[What you should do]: In the copy, keep every line below as it is and leave out the pictures.

Data about app and page elements
* * * * * * *
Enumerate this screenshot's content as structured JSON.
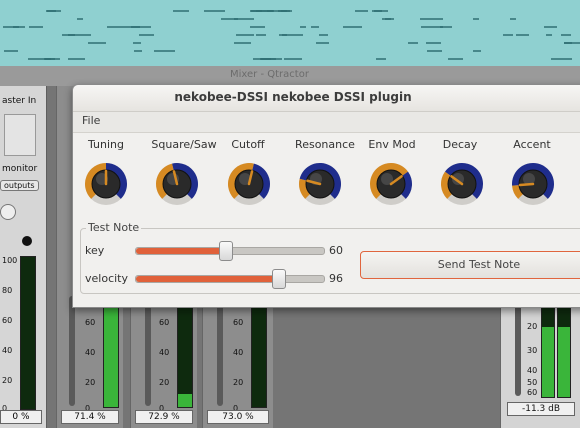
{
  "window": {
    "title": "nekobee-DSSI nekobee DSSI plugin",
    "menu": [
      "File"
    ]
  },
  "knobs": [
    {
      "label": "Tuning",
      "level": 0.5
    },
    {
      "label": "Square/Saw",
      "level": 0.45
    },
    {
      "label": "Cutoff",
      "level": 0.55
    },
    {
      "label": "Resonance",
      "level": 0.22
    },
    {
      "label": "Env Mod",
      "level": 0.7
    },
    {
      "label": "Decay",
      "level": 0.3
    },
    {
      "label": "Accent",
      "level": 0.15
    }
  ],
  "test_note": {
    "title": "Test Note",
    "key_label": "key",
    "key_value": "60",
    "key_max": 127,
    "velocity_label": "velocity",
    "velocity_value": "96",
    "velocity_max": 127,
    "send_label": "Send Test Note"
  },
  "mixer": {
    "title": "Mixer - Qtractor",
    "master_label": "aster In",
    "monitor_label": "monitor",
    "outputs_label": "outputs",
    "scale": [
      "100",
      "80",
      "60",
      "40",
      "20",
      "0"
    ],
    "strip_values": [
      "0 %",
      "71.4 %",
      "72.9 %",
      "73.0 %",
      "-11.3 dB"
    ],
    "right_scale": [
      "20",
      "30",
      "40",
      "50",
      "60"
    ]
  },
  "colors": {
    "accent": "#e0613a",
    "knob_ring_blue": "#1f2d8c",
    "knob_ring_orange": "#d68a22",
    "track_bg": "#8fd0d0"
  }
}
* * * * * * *
[Task output]:
Enumerate this screenshot's content as structured JSON.
{
  "window": {
    "title": "nekobee-DSSI nekobee DSSI plugin",
    "menu": [
      "File"
    ]
  },
  "knobs": [
    {
      "label": "Tuning",
      "level": 0.5
    },
    {
      "label": "Square/Saw",
      "level": 0.45
    },
    {
      "label": "Cutoff",
      "level": 0.55
    },
    {
      "label": "Resonance",
      "level": 0.22
    },
    {
      "label": "Env Mod",
      "level": 0.7
    },
    {
      "label": "Decay",
      "level": 0.3
    },
    {
      "label": "Accent",
      "level": 0.15
    }
  ],
  "test_note": {
    "title": "Test Note",
    "key_label": "key",
    "key_value": "60",
    "key_max": 127,
    "velocity_label": "velocity",
    "velocity_value": "96",
    "velocity_max": 127,
    "send_label": "Send Test Note"
  },
  "mixer": {
    "title": "Mixer - Qtractor",
    "master_label": "aster In",
    "monitor_label": "monitor",
    "outputs_label": "outputs",
    "scale": [
      "100",
      "80",
      "60",
      "40",
      "20",
      "0"
    ],
    "strip_values": [
      "0 %",
      "71.4 %",
      "72.9 %",
      "73.0 %",
      "-11.3 dB"
    ],
    "right_scale": [
      "20",
      "30",
      "40",
      "50",
      "60"
    ]
  },
  "colors": {
    "accent": "#e0613a",
    "knob_ring_blue": "#1f2d8c",
    "knob_ring_orange": "#d68a22",
    "track_bg": "#8fd0d0"
  }
}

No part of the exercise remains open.